(Data about app and page elements)
○ ○ ○

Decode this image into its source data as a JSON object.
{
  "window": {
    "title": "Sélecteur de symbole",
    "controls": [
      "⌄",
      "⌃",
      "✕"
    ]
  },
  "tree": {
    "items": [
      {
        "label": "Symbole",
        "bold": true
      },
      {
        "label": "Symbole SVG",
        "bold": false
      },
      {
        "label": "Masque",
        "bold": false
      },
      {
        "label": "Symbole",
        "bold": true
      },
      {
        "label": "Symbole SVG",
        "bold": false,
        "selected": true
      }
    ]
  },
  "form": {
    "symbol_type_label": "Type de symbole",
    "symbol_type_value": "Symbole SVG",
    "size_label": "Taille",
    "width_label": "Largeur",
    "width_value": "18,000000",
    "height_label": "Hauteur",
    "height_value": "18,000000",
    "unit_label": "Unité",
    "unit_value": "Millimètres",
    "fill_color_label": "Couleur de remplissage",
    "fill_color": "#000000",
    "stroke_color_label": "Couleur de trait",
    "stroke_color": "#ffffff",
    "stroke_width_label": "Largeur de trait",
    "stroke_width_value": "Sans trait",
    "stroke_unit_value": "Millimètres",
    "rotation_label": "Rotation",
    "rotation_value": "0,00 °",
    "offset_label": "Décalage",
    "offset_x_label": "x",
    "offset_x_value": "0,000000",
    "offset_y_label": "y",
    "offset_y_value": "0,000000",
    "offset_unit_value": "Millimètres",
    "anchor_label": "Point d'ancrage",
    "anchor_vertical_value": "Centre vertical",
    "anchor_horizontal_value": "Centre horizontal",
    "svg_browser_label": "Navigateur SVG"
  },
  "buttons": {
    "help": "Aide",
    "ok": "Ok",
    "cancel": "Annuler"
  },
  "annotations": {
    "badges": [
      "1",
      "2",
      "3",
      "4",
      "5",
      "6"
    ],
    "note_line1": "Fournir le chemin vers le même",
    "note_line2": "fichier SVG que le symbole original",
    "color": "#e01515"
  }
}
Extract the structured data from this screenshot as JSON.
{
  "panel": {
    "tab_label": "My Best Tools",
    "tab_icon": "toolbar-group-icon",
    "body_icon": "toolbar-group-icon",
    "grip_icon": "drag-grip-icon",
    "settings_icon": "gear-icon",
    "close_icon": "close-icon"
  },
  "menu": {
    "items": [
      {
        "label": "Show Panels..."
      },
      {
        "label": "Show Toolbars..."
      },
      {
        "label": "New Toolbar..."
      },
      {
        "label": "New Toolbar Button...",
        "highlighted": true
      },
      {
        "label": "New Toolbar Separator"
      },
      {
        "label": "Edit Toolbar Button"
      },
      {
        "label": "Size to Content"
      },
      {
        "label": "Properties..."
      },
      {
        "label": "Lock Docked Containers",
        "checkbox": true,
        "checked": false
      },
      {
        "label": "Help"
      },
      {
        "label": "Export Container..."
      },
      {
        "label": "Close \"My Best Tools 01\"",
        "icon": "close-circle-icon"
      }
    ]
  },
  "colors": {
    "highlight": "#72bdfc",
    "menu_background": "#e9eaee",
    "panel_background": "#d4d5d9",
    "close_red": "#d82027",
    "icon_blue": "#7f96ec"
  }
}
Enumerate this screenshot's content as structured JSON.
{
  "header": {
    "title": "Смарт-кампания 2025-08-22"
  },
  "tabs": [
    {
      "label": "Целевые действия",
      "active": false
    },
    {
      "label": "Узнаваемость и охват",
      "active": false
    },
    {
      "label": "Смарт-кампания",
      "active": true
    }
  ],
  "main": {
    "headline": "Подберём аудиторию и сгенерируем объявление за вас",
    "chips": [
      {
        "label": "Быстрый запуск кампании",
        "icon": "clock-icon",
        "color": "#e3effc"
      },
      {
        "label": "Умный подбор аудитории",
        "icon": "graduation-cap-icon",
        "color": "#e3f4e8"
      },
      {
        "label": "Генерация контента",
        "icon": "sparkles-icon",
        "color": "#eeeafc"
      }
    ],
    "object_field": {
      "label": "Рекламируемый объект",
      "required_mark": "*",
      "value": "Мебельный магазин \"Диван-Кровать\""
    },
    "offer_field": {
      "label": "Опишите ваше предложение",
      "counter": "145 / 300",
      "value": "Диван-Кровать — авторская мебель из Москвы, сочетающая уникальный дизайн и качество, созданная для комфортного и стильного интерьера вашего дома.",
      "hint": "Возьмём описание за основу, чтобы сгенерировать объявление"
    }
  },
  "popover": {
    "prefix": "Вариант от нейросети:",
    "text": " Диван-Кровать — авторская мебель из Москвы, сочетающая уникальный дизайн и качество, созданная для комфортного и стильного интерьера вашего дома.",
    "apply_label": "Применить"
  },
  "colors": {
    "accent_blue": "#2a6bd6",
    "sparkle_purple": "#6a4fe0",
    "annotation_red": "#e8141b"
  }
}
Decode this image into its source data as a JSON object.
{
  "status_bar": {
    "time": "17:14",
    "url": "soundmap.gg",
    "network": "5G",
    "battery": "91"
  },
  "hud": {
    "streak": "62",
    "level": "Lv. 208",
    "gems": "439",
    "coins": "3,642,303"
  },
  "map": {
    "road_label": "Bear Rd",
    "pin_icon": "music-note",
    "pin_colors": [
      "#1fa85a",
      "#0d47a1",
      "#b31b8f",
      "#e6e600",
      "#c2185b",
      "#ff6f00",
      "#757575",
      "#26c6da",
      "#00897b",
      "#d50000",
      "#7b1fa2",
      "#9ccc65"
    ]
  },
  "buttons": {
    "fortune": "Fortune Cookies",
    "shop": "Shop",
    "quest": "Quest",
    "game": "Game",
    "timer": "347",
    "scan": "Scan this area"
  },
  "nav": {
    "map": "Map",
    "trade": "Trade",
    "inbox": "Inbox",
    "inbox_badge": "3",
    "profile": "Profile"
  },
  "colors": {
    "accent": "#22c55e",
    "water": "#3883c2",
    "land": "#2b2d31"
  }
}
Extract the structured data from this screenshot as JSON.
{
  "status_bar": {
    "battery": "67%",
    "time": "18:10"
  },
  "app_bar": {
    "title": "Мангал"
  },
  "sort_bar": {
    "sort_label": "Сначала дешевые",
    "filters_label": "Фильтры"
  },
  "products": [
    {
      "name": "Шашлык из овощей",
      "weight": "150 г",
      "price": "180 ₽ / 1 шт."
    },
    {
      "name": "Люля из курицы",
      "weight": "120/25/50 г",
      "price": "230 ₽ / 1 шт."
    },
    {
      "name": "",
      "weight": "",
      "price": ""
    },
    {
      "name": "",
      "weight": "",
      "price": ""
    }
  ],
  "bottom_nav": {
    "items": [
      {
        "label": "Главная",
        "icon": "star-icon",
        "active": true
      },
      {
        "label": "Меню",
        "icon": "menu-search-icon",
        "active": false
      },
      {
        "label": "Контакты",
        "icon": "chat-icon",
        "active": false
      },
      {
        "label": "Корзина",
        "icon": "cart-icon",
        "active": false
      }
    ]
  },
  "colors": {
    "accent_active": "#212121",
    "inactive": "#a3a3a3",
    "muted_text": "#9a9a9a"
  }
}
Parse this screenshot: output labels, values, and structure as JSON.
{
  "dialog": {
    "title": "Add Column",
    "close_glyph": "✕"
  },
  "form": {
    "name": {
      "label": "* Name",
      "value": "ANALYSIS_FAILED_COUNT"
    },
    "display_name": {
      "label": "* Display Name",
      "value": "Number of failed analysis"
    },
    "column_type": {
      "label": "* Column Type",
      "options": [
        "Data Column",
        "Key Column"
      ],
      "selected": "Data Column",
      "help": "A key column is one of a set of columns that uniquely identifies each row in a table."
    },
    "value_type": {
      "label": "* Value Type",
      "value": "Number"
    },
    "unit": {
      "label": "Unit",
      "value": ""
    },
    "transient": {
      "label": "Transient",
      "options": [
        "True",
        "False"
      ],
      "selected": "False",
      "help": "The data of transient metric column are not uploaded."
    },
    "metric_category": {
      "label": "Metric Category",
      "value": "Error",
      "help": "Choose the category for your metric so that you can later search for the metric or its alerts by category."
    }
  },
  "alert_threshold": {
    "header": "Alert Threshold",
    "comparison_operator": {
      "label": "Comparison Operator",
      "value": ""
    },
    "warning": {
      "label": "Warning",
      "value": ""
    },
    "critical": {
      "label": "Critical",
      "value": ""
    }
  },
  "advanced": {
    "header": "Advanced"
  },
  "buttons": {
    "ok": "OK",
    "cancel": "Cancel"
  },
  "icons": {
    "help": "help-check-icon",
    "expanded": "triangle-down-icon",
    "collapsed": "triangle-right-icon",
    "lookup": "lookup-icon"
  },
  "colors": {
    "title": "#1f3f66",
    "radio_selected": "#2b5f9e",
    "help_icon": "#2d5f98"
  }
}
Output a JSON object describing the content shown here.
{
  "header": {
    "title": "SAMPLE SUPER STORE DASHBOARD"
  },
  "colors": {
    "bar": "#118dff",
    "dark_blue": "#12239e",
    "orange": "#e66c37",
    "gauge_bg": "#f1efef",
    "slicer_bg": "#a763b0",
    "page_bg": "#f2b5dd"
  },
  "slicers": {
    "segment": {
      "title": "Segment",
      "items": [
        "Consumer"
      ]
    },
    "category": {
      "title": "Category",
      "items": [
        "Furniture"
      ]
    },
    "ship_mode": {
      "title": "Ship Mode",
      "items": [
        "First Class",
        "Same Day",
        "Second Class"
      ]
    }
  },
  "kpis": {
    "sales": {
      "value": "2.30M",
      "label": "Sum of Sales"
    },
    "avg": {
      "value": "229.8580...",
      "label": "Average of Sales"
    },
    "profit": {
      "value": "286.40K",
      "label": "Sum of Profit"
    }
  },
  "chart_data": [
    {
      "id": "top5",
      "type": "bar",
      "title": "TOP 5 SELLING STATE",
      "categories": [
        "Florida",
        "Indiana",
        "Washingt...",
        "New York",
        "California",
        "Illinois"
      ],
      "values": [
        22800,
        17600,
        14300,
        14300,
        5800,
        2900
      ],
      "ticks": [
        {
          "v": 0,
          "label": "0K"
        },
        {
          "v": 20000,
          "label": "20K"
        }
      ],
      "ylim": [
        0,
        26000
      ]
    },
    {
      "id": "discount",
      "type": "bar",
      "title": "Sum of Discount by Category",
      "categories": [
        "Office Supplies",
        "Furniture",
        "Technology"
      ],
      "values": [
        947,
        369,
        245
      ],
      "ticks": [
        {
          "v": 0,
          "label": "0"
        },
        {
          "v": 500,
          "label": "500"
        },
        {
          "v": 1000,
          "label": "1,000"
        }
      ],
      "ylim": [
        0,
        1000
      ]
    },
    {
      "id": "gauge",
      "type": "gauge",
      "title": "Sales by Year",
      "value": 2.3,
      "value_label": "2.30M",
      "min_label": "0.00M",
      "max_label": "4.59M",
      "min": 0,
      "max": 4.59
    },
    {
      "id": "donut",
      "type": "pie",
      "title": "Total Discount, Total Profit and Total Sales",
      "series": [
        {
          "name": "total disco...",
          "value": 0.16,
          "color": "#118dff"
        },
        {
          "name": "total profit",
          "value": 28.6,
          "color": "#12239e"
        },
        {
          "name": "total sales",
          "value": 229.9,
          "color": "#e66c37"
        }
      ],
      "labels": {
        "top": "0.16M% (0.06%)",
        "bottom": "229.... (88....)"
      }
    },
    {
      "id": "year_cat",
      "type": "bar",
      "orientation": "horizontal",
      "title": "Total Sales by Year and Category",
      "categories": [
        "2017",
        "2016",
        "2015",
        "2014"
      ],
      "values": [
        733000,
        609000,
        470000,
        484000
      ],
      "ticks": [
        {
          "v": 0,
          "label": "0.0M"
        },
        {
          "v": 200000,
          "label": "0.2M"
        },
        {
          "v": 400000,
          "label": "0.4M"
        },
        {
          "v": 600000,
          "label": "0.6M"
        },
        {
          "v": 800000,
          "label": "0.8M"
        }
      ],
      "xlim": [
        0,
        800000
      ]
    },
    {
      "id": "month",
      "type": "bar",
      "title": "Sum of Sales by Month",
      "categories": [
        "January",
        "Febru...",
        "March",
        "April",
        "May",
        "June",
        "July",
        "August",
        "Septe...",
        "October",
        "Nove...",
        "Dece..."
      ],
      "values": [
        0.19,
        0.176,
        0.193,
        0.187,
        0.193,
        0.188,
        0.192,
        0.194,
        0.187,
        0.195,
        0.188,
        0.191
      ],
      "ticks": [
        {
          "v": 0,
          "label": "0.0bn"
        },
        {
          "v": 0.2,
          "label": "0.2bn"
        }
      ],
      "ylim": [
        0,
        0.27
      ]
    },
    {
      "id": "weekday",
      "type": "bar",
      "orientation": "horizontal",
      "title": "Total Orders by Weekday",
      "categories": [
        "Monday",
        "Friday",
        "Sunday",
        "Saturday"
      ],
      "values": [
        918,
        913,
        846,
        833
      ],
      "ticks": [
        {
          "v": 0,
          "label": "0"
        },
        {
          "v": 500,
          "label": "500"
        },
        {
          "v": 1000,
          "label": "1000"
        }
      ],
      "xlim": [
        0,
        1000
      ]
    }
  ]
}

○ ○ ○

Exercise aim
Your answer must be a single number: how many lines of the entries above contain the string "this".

Response to the exercise
7